Source: Christian art
Gospel of October 19, 2022
Jesus said to his disciples:
“You can be quite sure of this, that if the householder had known what time the burglar would come, he would not have let anyone break into the wall of his house. You too, be ready, for the Son of Man is coming at an hour you do not expect.
Peter said, ‘Lord, do you mean this parable for us, or for everyone?’ The Lord answered, “What kind of steward is faithful and wise enough that the master places him above his household to give them their food allowance at the proper time?” Happy is this servant if the arrival of his master finds him in this employment. Truly I tell you, he will set him above all he has. But as for the servant who says to himself: “My master is late in coming”, and who begins to beat servants and maidservants, to eat, to drink and to get drunk, his master will come on a day he does not expect. not and at one o’clock he does not know. The master will cut him off and send him to the same fate as the infidel.

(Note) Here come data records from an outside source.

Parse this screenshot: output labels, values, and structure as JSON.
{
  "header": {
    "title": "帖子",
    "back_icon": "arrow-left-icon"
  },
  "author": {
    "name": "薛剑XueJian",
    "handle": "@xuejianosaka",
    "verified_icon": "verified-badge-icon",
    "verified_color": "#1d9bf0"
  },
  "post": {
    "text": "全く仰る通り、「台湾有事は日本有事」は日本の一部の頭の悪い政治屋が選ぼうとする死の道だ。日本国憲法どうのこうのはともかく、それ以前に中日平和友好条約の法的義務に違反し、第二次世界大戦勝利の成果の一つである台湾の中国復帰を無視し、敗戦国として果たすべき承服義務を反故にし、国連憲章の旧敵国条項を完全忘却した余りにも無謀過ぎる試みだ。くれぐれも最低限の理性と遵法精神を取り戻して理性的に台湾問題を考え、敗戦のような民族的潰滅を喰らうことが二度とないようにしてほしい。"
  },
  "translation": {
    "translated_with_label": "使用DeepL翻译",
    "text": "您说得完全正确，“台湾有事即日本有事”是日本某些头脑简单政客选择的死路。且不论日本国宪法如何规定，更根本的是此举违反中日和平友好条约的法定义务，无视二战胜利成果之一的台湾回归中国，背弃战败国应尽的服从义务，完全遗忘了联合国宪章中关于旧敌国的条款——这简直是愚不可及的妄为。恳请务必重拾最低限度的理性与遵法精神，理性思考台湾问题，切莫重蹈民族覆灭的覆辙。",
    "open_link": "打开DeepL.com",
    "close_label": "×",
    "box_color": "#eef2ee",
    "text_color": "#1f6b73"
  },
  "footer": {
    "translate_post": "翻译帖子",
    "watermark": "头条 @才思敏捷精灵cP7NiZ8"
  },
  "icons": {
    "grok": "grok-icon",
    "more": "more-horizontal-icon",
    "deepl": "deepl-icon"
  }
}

The servant who knows what his master wants, but has not even begun to fulfill those wishes, will receive many, many lashes. The one who didn’t know, but deserves to be beaten for what he did, will receive less beatings. When much has been given to a man, much will be asked of him; when a man has been given a lot of trust, even more will be expected of him.
Reflection on the fresco
Our Gospel reading today says ‘The Son of Man is coming at an hour you do not expect’. We don’t know when we will die. In the past, this led to practices such as, for example, the nobility always having a priest at hand, to give absolution just before death in the event of a fatal accident. Or the early Christians waited to be baptized until old age or the time of death, so that they would be in a “sinless pure state” at death. Of course, this is all far too calculated and is not what Jesus is thinking about in our reading.
We never know when our life will end, so rather than overcalculating the end of life, Jesus urges us to live a good life. The Lord will examine what we have done in the years given to us, not just what we have done in our last days!
Our fresco by Masaccio represents the Baptism of the Neophytes. Also in Florence (as was yesterday’s fresco), the splendid color tones have been rediscovered during a recent restoration. We see a grown man being baptized while another man on the right waits, but clearly cold and shivering. Behind this nude, there is another neophyte still fully dressed, in a red coat. The trickle of river water flowing against the kneeling neophyte’s legs is subtle. Likewise, the water that Saint Peter pours from the basin, with a gesture somewhat like that of a peasant who sows his seeds, splashes on the man’s head. Her hair is soaked. It is a beautiful depiction of adult baptism.
Gospel in art: https://christian.art/
Thought of the day: https://christian.art/daily-gospel-reading/luke-12-39-48-2022/